▶ Problem requirements: Your answer must be every line below, repeated exactly.
──────
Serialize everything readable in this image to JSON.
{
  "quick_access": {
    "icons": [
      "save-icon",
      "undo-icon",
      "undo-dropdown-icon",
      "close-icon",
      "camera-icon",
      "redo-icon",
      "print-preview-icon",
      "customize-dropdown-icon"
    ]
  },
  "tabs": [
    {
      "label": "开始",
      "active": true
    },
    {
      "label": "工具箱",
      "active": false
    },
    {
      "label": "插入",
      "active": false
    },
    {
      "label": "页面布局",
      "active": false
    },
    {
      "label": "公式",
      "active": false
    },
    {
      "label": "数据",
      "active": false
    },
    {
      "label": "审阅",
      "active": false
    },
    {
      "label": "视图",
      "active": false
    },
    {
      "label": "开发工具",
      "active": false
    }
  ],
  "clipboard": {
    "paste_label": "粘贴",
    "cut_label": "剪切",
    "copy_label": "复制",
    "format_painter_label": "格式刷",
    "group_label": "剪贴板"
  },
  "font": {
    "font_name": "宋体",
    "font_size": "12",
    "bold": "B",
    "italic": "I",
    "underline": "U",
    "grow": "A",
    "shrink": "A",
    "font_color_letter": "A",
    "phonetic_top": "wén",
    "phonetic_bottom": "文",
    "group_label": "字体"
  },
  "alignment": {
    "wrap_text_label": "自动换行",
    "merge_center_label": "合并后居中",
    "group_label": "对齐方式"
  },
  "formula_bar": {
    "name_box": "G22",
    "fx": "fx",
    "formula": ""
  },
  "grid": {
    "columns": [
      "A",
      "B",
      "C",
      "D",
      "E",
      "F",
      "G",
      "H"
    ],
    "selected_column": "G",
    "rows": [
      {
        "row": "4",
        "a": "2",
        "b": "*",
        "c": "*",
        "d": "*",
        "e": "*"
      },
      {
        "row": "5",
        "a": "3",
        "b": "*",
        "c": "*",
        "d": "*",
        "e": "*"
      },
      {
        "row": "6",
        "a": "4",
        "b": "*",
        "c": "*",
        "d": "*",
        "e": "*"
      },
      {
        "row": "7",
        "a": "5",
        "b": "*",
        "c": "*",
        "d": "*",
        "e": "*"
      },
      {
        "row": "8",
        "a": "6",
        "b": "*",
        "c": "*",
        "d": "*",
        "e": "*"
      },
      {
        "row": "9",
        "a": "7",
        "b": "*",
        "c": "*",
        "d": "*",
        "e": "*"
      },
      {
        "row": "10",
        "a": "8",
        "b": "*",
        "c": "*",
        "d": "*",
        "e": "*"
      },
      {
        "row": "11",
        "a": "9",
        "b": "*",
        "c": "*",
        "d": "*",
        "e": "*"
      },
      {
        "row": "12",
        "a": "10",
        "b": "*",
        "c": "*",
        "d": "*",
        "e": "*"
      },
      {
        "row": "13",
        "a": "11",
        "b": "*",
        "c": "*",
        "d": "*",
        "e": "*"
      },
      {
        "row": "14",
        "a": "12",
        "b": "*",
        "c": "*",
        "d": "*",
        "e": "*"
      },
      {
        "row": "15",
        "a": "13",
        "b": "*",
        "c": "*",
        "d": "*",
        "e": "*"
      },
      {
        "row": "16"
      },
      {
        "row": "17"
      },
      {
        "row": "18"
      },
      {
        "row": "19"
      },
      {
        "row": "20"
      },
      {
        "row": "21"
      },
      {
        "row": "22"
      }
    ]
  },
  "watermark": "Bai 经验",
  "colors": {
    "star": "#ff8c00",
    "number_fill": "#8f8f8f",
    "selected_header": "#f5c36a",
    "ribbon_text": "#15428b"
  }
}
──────
▶ Answer for this exercise:
Serialize everything readable in this image to JSON.
{
  "quick_access": {
    "icons": [
      "save-icon",
      "undo-icon",
      "undo-dropdown-icon",
      "close-icon",
      "camera-icon",
      "redo-icon",
      "print-preview-icon",
      "customize-dropdown-icon"
    ]
  },
  "tabs": [
    {
      "label": "开始",
      "active": true
    },
    {
      "label": "工具箱",
      "active": false
    },
    {
      "label": "插入",
      "active": false
    },
    {
      "label": "页面布局",
      "active": false
    },
    {
      "label": "公式",
      "active": false
    },
    {
      "label": "数据",
      "active": false
    },
    {
      "label": "审阅",
      "active": false
    },
    {
      "label": "视图",
      "active": false
    },
    {
      "label": "开发工具",
      "active": false
    }
  ],
  "clipboard": {
    "paste_label": "粘贴",
    "cut_label": "剪切",
    "copy_label": "复制",
    "format_painter_label": "格式刷",
    "group_label": "剪贴板"
  },
  "font": {
    "font_name": "宋体",
    "font_size": "12",
    "bold": "B",
    "italic": "I",
    "underline": "U",
    "grow": "A",
    "shrink": "A",
    "font_color_letter": "A",
    "phonetic_top": "wén",
    "phonetic_bottom": "文",
    "group_label": "字体"
  },
  "alignment": {
    "wrap_text_label": "自动换行",
    "merge_center_label": "合并后居中",
    "group_label": "对齐方式"
  },
  "formula_bar": {
    "name_box": "G22",
    "fx": "fx",
    "formula": ""
  },
  "grid": {
    "columns": [
      "A",
      "B",
      "C",
      "D",
      "E",
      "F",
      "G",
      "H"
    ],
    "selected_column": "G",
    "rows": [
      {
        "row": "4",
        "a": "2",
        "b": "*",
        "c": "*",
        "d": "*",
        "e": "*"
      },
      {
        "row": "5",
        "a": "3",
        "b": "*",
        "c": "*",
        "d": "*",
        "e": "*"
      },
      {
        "row": "6",
        "a": "4",
        "b": "*",
        "c": "*",
        "d": "*",
        "e": "*"
      },
      {
        "row": "7",
        "a": "5",
        "b": "*",
        "c": "*",
        "d": "*",
        "e": "*"
      },
      {
        "row": "8",
        "a": "6",
        "b": "*",
        "c": "*",
        "d": "*",
        "e": "*"
      },
      {
        "row": "9",
        "a": "7",
        "b": "*",
        "c": "*",
        "d": "*",
        "e": "*"
      },
      {
        "row": "10",
        "a": "8",
        "b": "*",
        "c": "*",
        "d": "*",
        "e": "*"
      },
      {
        "row": "11",
        "a": "9",
        "b": "*",
        "c": "*",
        "d": "*",
        "e": "*"
      },
      {
        "row": "12",
        "a": "10",
        "b": "*",
        "c": "*",
        "d": "*",
        "e": "*"
      },
      {
        "row": "13",
        "a": "11",
        "b": "*",
        "c": "*",
        "d": "*",
        "e": "*"
      },
      {
        "row": "14",
        "a": "12",
        "b": "*",
        "c": "*",
        "d": "*",
        "e": "*"
      },
      {
        "row": "15",
        "a": "13",
        "b": "*",
        "c": "*",
        "d": "*",
        "e": "*"
      },
      {
        "row": "16"
      },
      {
        "row": "17"
      },
      {
        "row": "18"
      },
      {
        "row": "19"
      },
      {
        "row": "20"
      },
      {
        "row": "21"
      },
      {
        "row": "22"
      }
    ]
  },
  "watermark": "Bai 经验",
  "colors": {
    "star": "#ff8c00",
    "number_fill": "#8f8f8f",
    "selected_header": "#f5c36a",
    "ribbon_text": "#15428b"
  }
}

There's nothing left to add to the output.